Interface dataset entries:
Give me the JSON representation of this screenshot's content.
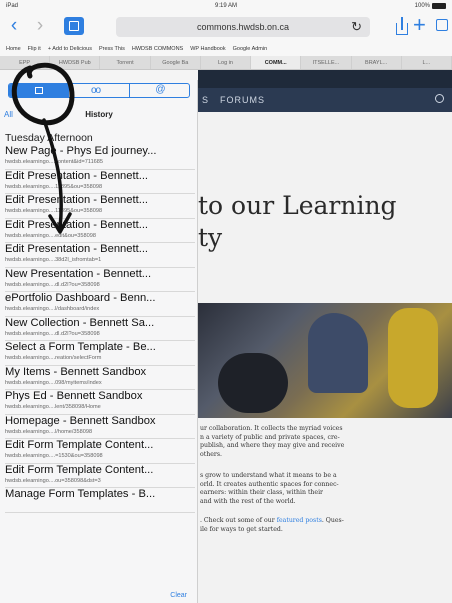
{
  "statusbar": {
    "carrier": "iPad",
    "time": "9:19 AM",
    "battery": "100%"
  },
  "browser": {
    "url": "commons.hwdsb.on.ca",
    "favorites": [
      "Home",
      "Flip it",
      "+ Add to Delicious",
      "Press This",
      "HWDSB COMMONS",
      "WP Handbook",
      "Google Admin"
    ],
    "tabs": [
      {
        "label": "EPP",
        "active": false
      },
      {
        "label": "HWDSB Pub",
        "active": false
      },
      {
        "label": "Torrent",
        "active": false
      },
      {
        "label": "Google Ba",
        "active": false
      },
      {
        "label": "Log in",
        "active": false
      },
      {
        "label": "COMM...",
        "active": true
      },
      {
        "label": "ITSELLE...",
        "active": false
      },
      {
        "label": "BRAYL...",
        "active": false
      },
      {
        "label": "L...",
        "active": false
      }
    ]
  },
  "bookmarks": {
    "back_label": "All",
    "title": "History",
    "section": "Tuesday Afternoon",
    "clear_label": "Clear",
    "items": [
      {
        "title": "New Page - Phys Ed journey...",
        "url": "hwdsb.elearningo....content&id=711685"
      },
      {
        "title": "Edit Presentation - Bennett...",
        "url": "hwdsb.elearningo....11895&ou=358098"
      },
      {
        "title": "Edit Presentation - Bennett...",
        "url": "hwdsb.elearningo....11895&ou=358098"
      },
      {
        "title": "Edit Presentation - Bennett...",
        "url": "hwdsb.elearningo....edit&ou=358098"
      },
      {
        "title": "Edit Presentation - Bennett...",
        "url": "hwdsb.elearningo....38d2l_isfromtab=1"
      },
      {
        "title": "New Presentation - Bennett...",
        "url": "hwdsb.elearningo....dl.d2l?ou=358098"
      },
      {
        "title": "ePortfolio Dashboard - Benn...",
        "url": "hwdsb.elearningo....l/dashboard/index"
      },
      {
        "title": "New Collection - Bennett Sa...",
        "url": "hwdsb.elearningo....dl.d2l?ou=358098"
      },
      {
        "title": "Select a Form Template - Be...",
        "url": "hwdsb.elearningo....reation/selectForm"
      },
      {
        "title": "My Items - Bennett Sandbox",
        "url": "hwdsb.elearningo....098/myitems/index"
      },
      {
        "title": "Phys Ed - Bennett Sandbox",
        "url": "hwdsb.elearningo....lent/358098/Home"
      },
      {
        "title": "Homepage - Bennett Sandbox",
        "url": "hwdsb.elearningo....l/home/358098"
      },
      {
        "title": "Edit Form Template Content...",
        "url": "hwdsb.elearningo....=1530&ou=358098"
      },
      {
        "title": "Edit Form Template Content...",
        "url": "hwdsb.elearningo....ou=358098&dst=3"
      },
      {
        "title": "Manage Form Templates - B...",
        "url": ""
      }
    ]
  },
  "page": {
    "nav_item": "S",
    "nav_item2": "FORUMS",
    "welcome_line1": "to our Learning",
    "welcome_line2": "ty",
    "para1": [
      "ur collaboration. It collects the myriad voices",
      "n a variety of public and private spaces, cre-",
      "publish, and where they may give and receive",
      "others."
    ],
    "para2": [
      "s grow to understand what it means to be a",
      "orld. It creates authentic spaces for connec-",
      "earners: within their class, within their",
      "and with the rest of the world."
    ],
    "para3_a": ". Check out some of our ",
    "para3_link": "featured posts",
    "para3_b": ". Ques-",
    "para3_line2": "ile for ways to get started."
  },
  "colors": {
    "accent": "#2f7fe0",
    "site_nav": "#2b3a52",
    "annotation": "#111111"
  }
}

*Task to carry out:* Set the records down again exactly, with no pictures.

*Your response:*
Give me the JSON representation of this screenshot's content.
{
  "statusbar": {
    "carrier": "iPad",
    "time": "9:19 AM",
    "battery": "100%"
  },
  "browser": {
    "url": "commons.hwdsb.on.ca",
    "favorites": [
      "Home",
      "Flip it",
      "+ Add to Delicious",
      "Press This",
      "HWDSB COMMONS",
      "WP Handbook",
      "Google Admin"
    ],
    "tabs": [
      {
        "label": "EPP",
        "active": false
      },
      {
        "label": "HWDSB Pub",
        "active": false
      },
      {
        "label": "Torrent",
        "active": false
      },
      {
        "label": "Google Ba",
        "active": false
      },
      {
        "label": "Log in",
        "active": false
      },
      {
        "label": "COMM...",
        "active": true
      },
      {
        "label": "ITSELLE...",
        "active": false
      },
      {
        "label": "BRAYL...",
        "active": false
      },
      {
        "label": "L...",
        "active": false
      }
    ]
  },
  "bookmarks": {
    "back_label": "All",
    "title": "History",
    "section": "Tuesday Afternoon",
    "clear_label": "Clear",
    "items": [
      {
        "title": "New Page - Phys Ed journey...",
        "url": "hwdsb.elearningo....content&id=711685"
      },
      {
        "title": "Edit Presentation - Bennett...",
        "url": "hwdsb.elearningo....11895&ou=358098"
      },
      {
        "title": "Edit Presentation - Bennett...",
        "url": "hwdsb.elearningo....11895&ou=358098"
      },
      {
        "title": "Edit Presentation - Bennett...",
        "url": "hwdsb.elearningo....edit&ou=358098"
      },
      {
        "title": "Edit Presentation - Bennett...",
        "url": "hwdsb.elearningo....38d2l_isfromtab=1"
      },
      {
        "title": "New Presentation - Bennett...",
        "url": "hwdsb.elearningo....dl.d2l?ou=358098"
      },
      {
        "title": "ePortfolio Dashboard - Benn...",
        "url": "hwdsb.elearningo....l/dashboard/index"
      },
      {
        "title": "New Collection - Bennett Sa...",
        "url": "hwdsb.elearningo....dl.d2l?ou=358098"
      },
      {
        "title": "Select a Form Template - Be...",
        "url": "hwdsb.elearningo....reation/selectForm"
      },
      {
        "title": "My Items - Bennett Sandbox",
        "url": "hwdsb.elearningo....098/myitems/index"
      },
      {
        "title": "Phys Ed - Bennett Sandbox",
        "url": "hwdsb.elearningo....lent/358098/Home"
      },
      {
        "title": "Homepage - Bennett Sandbox",
        "url": "hwdsb.elearningo....l/home/358098"
      },
      {
        "title": "Edit Form Template Content...",
        "url": "hwdsb.elearningo....=1530&ou=358098"
      },
      {
        "title": "Edit Form Template Content...",
        "url": "hwdsb.elearningo....ou=358098&dst=3"
      },
      {
        "title": "Manage Form Templates - B...",
        "url": ""
      }
    ]
  },
  "page": {
    "nav_item": "S",
    "nav_item2": "FORUMS",
    "welcome_line1": "to our Learning",
    "welcome_line2": "ty",
    "para1": [
      "ur collaboration. It collects the myriad voices",
      "n a variety of public and private spaces, cre-",
      "publish, and where they may give and receive",
      "others."
    ],
    "para2": [
      "s grow to understand what it means to be a",
      "orld. It creates authentic spaces for connec-",
      "earners: within their class, within their",
      "and with the rest of the world."
    ],
    "para3_a": ". Check out some of our ",
    "para3_link": "featured posts",
    "para3_b": ". Ques-",
    "para3_line2": "ile for ways to get started."
  },
  "colors": {
    "accent": "#2f7fe0",
    "site_nav": "#2b3a52",
    "annotation": "#111111"
  }
}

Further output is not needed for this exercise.